EXERCISE:
Give a single number in reply. It is the count of lines below that contain the string "JHHJ".

WORKING DATA:
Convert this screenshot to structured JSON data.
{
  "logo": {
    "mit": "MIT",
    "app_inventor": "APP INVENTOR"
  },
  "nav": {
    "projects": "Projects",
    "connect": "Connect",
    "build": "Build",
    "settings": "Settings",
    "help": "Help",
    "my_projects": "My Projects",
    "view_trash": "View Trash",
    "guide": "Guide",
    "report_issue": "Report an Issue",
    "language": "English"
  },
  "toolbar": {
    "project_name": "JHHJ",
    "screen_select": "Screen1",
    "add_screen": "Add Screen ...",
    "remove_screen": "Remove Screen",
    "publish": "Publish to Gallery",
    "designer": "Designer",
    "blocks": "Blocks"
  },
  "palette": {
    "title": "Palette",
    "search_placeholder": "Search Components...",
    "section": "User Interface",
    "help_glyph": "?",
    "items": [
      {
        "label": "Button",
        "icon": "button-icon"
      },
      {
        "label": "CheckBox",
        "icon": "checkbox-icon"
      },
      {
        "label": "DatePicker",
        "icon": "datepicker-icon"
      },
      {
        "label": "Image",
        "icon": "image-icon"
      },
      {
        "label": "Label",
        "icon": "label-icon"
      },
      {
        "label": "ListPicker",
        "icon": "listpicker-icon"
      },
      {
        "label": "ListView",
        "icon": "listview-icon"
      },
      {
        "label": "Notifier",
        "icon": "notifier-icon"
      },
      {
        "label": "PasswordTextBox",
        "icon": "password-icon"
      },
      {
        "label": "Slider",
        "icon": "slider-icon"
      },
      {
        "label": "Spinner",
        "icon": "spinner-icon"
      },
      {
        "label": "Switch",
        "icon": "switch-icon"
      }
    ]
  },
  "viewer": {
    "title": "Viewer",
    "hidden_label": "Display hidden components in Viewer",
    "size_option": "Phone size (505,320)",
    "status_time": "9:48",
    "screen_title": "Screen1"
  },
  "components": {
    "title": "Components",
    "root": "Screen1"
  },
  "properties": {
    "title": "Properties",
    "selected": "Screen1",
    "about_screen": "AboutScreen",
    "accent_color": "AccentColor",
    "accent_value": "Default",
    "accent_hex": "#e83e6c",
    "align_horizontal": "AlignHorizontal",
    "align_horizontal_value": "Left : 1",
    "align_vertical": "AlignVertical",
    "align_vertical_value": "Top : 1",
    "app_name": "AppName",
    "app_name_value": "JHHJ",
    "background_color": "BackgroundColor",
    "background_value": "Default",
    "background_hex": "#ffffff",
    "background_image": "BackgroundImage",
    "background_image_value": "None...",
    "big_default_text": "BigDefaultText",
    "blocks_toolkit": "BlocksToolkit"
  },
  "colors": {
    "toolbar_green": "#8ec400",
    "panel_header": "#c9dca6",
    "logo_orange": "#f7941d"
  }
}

SOLUTION FOR THIS TASK:
2